SOURCE DATA:
[Start of Attachment]
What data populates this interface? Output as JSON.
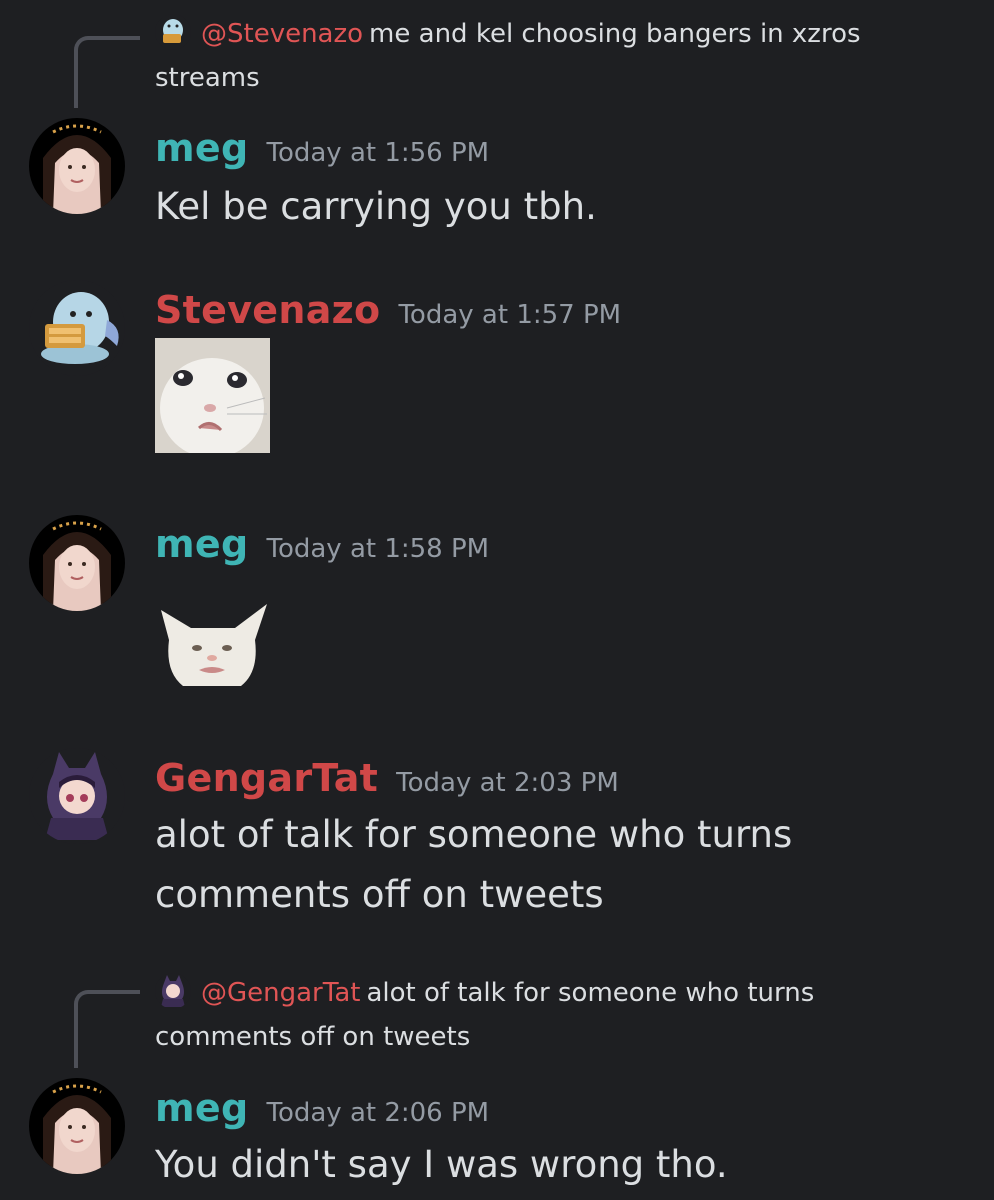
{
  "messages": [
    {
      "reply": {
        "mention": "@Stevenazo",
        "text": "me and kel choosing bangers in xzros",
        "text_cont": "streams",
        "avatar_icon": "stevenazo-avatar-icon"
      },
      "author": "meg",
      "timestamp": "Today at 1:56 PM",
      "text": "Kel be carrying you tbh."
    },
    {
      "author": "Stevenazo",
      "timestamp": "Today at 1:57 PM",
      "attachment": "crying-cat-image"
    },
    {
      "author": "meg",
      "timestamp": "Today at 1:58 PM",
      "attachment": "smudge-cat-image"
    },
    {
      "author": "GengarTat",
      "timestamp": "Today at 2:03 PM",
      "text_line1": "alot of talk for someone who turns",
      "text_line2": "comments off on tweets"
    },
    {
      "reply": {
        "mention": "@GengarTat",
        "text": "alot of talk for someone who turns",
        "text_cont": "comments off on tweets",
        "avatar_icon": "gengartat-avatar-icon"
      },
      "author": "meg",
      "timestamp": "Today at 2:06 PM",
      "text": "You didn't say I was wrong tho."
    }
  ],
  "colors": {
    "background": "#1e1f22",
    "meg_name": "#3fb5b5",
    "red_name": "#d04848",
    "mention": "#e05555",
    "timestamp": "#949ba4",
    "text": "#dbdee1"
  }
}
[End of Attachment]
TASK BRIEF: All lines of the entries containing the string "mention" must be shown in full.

ANSWER TO THIS EXERCISE:
        "mention": "@Stevenazo",
        "mention": "@GengarTat",
    "mention": "#e05555",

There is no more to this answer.